* **TASK DETAILS**
If a line of the material contains "title", copy it.

------------------------------------------------------------

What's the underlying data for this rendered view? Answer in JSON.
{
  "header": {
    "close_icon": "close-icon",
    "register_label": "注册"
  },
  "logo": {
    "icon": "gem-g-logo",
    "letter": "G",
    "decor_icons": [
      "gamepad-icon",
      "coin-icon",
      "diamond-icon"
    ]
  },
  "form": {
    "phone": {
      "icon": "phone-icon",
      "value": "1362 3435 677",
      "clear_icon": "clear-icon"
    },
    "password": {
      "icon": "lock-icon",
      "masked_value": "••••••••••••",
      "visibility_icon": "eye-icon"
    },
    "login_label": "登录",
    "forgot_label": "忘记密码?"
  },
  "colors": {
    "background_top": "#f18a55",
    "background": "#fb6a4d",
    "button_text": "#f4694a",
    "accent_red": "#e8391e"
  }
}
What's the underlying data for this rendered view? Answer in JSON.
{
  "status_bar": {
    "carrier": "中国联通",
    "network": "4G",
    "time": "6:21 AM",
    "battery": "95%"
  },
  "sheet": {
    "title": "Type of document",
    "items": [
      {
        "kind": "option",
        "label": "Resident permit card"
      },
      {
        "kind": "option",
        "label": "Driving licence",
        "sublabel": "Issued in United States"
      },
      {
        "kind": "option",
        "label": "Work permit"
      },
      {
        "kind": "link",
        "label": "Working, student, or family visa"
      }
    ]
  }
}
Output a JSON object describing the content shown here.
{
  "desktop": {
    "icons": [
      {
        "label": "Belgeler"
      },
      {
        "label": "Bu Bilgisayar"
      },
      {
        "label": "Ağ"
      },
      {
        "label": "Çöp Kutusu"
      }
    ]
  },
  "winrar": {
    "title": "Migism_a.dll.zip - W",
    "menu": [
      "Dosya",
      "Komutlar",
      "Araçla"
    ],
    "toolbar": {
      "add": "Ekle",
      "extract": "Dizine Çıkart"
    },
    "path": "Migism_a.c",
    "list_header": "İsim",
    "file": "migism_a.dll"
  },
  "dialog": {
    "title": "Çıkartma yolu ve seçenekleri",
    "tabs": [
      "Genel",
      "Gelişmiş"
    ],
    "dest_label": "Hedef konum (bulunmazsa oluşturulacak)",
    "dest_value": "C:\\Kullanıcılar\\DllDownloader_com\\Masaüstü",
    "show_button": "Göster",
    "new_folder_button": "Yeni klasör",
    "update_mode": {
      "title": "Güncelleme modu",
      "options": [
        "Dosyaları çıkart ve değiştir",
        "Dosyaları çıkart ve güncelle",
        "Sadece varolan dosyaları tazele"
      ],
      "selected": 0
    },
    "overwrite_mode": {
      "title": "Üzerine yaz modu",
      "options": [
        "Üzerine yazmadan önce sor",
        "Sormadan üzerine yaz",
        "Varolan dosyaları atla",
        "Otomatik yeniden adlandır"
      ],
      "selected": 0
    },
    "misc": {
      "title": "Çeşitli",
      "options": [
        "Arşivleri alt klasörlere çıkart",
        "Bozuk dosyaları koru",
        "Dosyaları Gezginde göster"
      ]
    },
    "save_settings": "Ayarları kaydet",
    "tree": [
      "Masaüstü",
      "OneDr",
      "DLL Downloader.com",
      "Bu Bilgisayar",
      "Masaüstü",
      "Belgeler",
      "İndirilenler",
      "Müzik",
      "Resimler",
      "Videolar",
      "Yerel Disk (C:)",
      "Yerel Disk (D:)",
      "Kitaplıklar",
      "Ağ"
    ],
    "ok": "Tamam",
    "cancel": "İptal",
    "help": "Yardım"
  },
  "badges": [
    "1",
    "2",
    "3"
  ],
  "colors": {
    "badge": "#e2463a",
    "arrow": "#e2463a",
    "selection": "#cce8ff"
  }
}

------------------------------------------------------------

* **EXERCISE RESPONSE**
    "title": "Type of document",
    "title": "Migism_a.dll.zip - W",
    "title": "Çıkartma yolu ve seçenekleri",
      "title": "Güncelleme modu",
      "title": "Üzerine yaz modu",
      "title": "Çeşitli",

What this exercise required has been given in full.